### [Action item]
Each entry below is to be copied verbatim.

### [Data to use]
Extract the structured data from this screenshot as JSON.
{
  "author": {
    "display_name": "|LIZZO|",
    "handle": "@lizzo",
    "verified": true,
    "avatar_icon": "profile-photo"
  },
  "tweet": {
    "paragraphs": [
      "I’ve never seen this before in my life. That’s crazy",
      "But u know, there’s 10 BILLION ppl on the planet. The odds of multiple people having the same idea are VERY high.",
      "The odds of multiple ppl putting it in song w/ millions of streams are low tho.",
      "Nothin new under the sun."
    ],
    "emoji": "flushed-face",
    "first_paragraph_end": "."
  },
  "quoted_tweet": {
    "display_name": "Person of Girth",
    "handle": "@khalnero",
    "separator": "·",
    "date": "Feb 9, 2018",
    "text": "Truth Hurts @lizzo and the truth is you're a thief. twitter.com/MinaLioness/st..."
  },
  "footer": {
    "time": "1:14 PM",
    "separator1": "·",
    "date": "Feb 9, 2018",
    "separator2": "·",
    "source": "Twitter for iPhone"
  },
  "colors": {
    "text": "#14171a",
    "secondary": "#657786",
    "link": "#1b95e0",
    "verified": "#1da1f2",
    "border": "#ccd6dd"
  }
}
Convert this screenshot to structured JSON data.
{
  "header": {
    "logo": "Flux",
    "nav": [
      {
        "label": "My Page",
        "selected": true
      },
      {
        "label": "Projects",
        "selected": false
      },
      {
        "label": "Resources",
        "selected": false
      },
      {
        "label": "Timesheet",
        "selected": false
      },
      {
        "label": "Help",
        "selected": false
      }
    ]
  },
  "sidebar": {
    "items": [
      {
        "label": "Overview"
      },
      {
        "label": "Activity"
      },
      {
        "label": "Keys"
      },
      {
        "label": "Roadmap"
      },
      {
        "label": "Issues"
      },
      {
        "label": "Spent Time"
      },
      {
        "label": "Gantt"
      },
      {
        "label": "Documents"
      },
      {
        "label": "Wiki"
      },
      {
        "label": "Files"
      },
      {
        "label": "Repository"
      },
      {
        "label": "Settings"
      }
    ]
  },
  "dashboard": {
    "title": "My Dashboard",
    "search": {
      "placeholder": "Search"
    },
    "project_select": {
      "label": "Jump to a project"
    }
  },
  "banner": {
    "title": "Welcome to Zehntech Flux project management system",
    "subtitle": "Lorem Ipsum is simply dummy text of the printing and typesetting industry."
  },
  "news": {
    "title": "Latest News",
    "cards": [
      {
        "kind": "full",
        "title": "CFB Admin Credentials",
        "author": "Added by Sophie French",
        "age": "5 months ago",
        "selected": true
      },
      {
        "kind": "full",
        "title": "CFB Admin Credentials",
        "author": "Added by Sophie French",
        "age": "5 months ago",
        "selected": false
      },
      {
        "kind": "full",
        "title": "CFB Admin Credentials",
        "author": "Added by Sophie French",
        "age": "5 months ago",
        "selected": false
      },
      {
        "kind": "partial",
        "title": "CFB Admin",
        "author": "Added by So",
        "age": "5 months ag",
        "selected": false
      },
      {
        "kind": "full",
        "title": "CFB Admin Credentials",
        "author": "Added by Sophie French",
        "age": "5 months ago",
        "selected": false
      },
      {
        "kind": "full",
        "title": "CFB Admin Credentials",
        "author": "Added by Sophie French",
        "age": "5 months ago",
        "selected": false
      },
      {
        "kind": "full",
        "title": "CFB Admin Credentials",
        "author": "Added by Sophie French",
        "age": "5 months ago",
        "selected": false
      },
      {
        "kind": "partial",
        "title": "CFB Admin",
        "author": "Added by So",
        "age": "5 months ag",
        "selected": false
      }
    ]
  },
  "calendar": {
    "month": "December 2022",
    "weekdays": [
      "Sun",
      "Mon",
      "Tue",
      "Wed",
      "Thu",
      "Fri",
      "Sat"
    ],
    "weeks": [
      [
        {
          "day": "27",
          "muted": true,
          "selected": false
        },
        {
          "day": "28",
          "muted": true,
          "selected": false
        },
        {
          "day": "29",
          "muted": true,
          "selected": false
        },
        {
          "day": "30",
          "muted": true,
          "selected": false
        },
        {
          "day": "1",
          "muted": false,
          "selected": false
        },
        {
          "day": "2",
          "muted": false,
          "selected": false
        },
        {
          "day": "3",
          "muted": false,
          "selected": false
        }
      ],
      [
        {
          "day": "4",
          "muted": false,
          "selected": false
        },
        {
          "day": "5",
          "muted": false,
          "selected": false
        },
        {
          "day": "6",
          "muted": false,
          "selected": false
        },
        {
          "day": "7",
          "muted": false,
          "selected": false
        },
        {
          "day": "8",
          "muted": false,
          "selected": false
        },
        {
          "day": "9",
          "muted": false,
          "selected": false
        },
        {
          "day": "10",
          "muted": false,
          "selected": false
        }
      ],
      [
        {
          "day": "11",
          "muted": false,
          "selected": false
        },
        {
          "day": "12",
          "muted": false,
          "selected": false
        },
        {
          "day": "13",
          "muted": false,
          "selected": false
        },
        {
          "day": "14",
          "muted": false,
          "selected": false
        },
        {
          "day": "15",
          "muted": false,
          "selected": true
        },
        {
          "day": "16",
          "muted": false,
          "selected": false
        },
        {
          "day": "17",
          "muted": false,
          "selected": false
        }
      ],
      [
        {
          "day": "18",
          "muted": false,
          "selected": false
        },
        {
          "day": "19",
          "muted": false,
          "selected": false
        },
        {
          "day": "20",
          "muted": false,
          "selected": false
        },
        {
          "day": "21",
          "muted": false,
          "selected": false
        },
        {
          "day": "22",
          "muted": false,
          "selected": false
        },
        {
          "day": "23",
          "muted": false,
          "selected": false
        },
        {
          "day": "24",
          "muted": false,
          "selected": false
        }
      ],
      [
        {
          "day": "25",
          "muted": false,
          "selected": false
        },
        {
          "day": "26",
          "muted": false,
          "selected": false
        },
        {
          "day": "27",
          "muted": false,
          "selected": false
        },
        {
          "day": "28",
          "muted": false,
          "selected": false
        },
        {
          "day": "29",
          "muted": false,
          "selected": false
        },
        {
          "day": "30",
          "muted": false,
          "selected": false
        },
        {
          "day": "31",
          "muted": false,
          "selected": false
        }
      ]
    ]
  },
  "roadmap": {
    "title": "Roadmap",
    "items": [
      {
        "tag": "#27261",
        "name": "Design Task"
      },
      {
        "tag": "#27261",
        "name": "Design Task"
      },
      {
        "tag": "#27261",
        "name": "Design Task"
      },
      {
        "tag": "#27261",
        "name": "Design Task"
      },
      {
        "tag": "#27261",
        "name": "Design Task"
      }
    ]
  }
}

### [Task response]
Extract the structured data from this screenshot as JSON.
{
  "author": {
    "display_name": "|LIZZO|",
    "handle": "@lizzo",
    "verified": true,
    "avatar_icon": "profile-photo"
  },
  "tweet": {
    "paragraphs": [
      "I’ve never seen this before in my life. That’s crazy",
      "But u know, there’s 10 BILLION ppl on the planet. The odds of multiple people having the same idea are VERY high.",
      "The odds of multiple ppl putting it in song w/ millions of streams are low tho.",
      "Nothin new under the sun."
    ],
    "emoji": "flushed-face",
    "first_paragraph_end": "."
  },
  "quoted_tweet": {
    "display_name": "Person of Girth",
    "handle": "@khalnero",
    "separator": "·",
    "date": "Feb 9, 2018",
    "text": "Truth Hurts @lizzo and the truth is you're a thief. twitter.com/MinaLioness/st..."
  },
  "footer": {
    "time": "1:14 PM",
    "separator1": "·",
    "date": "Feb 9, 2018",
    "separator2": "·",
    "source": "Twitter for iPhone"
  },
  "colors": {
    "text": "#14171a",
    "secondary": "#657786",
    "link": "#1b95e0",
    "verified": "#1da1f2",
    "border": "#ccd6dd"
  }
}
Convert this screenshot to structured JSON data.
{
  "header": {
    "logo": "Flux",
    "nav": [
      {
        "label": "My Page",
        "selected": true
      },
      {
        "label": "Projects",
        "selected": false
      },
      {
        "label": "Resources",
        "selected": false
      },
      {
        "label": "Timesheet",
        "selected": false
      },
      {
        "label": "Help",
        "selected": false
      }
    ]
  },
  "sidebar": {
    "items": [
      {
        "label": "Overview"
      },
      {
        "label": "Activity"
      },
      {
        "label": "Keys"
      },
      {
        "label": "Roadmap"
      },
      {
        "label": "Issues"
      },
      {
        "label": "Spent Time"
      },
      {
        "label": "Gantt"
      },
      {
        "label": "Documents"
      },
      {
        "label": "Wiki"
      },
      {
        "label": "Files"
      },
      {
        "label": "Repository"
      },
      {
        "label": "Settings"
      }
    ]
  },
  "dashboard": {
    "title": "My Dashboard",
    "search": {
      "placeholder": "Search"
    },
    "project_select": {
      "label": "Jump to a project"
    }
  },
  "banner": {
    "title": "Welcome to Zehntech Flux project management system",
    "subtitle": "Lorem Ipsum is simply dummy text of the printing and typesetting industry."
  },
  "news": {
    "title": "Latest News",
    "cards": [
      {
        "kind": "full",
        "title": "CFB Admin Credentials",
        "author": "Added by Sophie French",
        "age": "5 months ago",
        "selected": true
      },
      {
        "kind": "full",
        "title": "CFB Admin Credentials",
        "author": "Added by Sophie French",
        "age": "5 months ago",
        "selected": false
      },
      {
        "kind": "full",
        "title": "CFB Admin Credentials",
        "author": "Added by Sophie French",
        "age": "5 months ago",
        "selected": false
      },
      {
        "kind": "partial",
        "title": "CFB Admin",
        "author": "Added by So",
        "age": "5 months ag",
        "selected": false
      },
      {
        "kind": "full",
        "title": "CFB Admin Credentials",
        "author": "Added by Sophie French",
        "age": "5 months ago",
        "selected": false
      },
      {
        "kind": "full",
        "title": "CFB Admin Credentials",
        "author": "Added by Sophie French",
        "age": "5 months ago",
        "selected": false
      },
      {
        "kind": "full",
        "title": "CFB Admin Credentials",
        "author": "Added by Sophie French",
        "age": "5 months ago",
        "selected": false
      },
      {
        "kind": "partial",
        "title": "CFB Admin",
        "author": "Added by So",
        "age": "5 months ag",
        "selected": false
      }
    ]
  },
  "calendar": {
    "month": "December 2022",
    "weekdays": [
      "Sun",
      "Mon",
      "Tue",
      "Wed",
      "Thu",
      "Fri",
      "Sat"
    ],
    "weeks": [
      [
        {
          "day": "27",
          "muted": true,
          "selected": false
        },
        {
          "day": "28",
          "muted": true,
          "selected": false
        },
        {
          "day": "29",
          "muted": true,
          "selected": false
        },
        {
          "day": "30",
          "muted": true,
          "selected": false
        },
        {
          "day": "1",
          "muted": false,
          "selected": false
        },
        {
          "day": "2",
          "muted": false,
          "selected": false
        },
        {
          "day": "3",
          "muted": false,
          "selected": false
        }
      ],
      [
        {
          "day": "4",
          "muted": false,
          "selected": false
        },
        {
          "day": "5",
          "muted": false,
          "selected": false
        },
        {
          "day": "6",
          "muted": false,
          "selected": false
        },
        {
          "day": "7",
          "muted": false,
          "selected": false
        },
        {
          "day": "8",
          "muted": false,
          "selected": false
        },
        {
          "day": "9",
          "muted": false,
          "selected": false
        },
        {
          "day": "10",
          "muted": false,
          "selected": false
        }
      ],
      [
        {
          "day": "11",
          "muted": false,
          "selected": false
        },
        {
          "day": "12",
          "muted": false,
          "selected": false
        },
        {
          "day": "13",
          "muted": false,
          "selected": false
        },
        {
          "day": "14",
          "muted": false,
          "selected": false
        },
        {
          "day": "15",
          "muted": false,
          "selected": true
        },
        {
          "day": "16",
          "muted": false,
          "selected": false
        },
        {
          "day": "17",
          "muted": false,
          "selected": false
        }
      ],
      [
        {
          "day": "18",
          "muted": false,
          "selected": false
        },
        {
          "day": "19",
          "muted": false,
          "selected": false
        },
        {
          "day": "20",
          "muted": false,
          "selected": false
        },
        {
          "day": "21",
          "muted": false,
          "selected": false
        },
        {
          "day": "22",
          "muted": false,
          "selected": false
        },
        {
          "day": "23",
          "muted": false,
          "selected": false
        },
        {
          "day": "24",
          "muted": false,
          "selected": false
        }
      ],
      [
        {
          "day": "25",
          "muted": false,
          "selected": false
        },
        {
          "day": "26",
          "muted": false,
          "selected": false
        },
        {
          "day": "27",
          "muted": false,
          "selected": false
        },
        {
          "day": "28",
          "muted": false,
          "selected": false
        },
        {
          "day": "29",
          "muted": false,
          "selected": false
        },
        {
          "day": "30",
          "muted": false,
          "selected": false
        },
        {
          "day": "31",
          "muted": false,
          "selected": false
        }
      ]
    ]
  },
  "roadmap": {
    "title": "Roadmap",
    "items": [
      {
        "tag": "#27261",
        "name": "Design Task"
      },
      {
        "tag": "#27261",
        "name": "Design Task"
      },
      {
        "tag": "#27261",
        "name": "Design Task"
      },
      {
        "tag": "#27261",
        "name": "Design Task"
      },
      {
        "tag": "#27261",
        "name": "Design Task"
      }
    ]
  }
}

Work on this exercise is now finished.